• What you are asked to do: In the records below, how many lines hold the string "heading"? Give only the number.
^^^^^^^^^^^^^^^^
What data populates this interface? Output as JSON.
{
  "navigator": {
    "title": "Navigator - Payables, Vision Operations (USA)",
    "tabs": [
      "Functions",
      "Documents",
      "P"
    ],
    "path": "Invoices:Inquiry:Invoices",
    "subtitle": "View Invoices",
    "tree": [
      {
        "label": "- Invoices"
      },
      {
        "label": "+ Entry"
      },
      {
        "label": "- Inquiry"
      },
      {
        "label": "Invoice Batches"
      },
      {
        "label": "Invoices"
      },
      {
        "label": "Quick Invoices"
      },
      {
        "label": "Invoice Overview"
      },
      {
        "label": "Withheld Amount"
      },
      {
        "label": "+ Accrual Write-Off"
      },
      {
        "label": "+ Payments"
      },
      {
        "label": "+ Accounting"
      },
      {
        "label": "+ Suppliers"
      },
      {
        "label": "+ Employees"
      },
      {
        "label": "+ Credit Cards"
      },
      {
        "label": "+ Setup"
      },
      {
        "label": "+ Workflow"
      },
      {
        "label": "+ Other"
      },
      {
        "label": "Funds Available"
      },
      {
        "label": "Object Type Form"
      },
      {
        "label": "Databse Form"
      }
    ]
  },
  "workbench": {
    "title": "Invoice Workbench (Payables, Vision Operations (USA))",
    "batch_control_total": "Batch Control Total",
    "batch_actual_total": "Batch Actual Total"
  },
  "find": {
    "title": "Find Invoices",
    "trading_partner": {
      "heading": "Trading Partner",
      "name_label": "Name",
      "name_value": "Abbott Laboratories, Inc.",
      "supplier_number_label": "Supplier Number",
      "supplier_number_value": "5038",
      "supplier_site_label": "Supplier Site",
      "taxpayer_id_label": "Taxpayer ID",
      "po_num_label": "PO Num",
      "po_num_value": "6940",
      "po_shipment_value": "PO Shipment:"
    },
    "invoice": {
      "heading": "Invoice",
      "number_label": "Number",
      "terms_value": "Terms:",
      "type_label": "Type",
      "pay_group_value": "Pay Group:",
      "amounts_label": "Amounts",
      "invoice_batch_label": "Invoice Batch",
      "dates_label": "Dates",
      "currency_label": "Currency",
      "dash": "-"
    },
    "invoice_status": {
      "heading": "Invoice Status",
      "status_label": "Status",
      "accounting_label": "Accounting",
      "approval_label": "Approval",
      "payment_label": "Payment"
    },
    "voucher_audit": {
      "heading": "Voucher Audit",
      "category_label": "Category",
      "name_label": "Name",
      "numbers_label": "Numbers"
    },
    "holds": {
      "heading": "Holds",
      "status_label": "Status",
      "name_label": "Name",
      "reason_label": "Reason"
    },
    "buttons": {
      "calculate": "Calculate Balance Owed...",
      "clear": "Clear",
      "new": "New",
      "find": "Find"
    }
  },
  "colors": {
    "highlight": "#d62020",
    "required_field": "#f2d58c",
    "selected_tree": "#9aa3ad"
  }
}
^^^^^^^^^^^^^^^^
• Solution: 5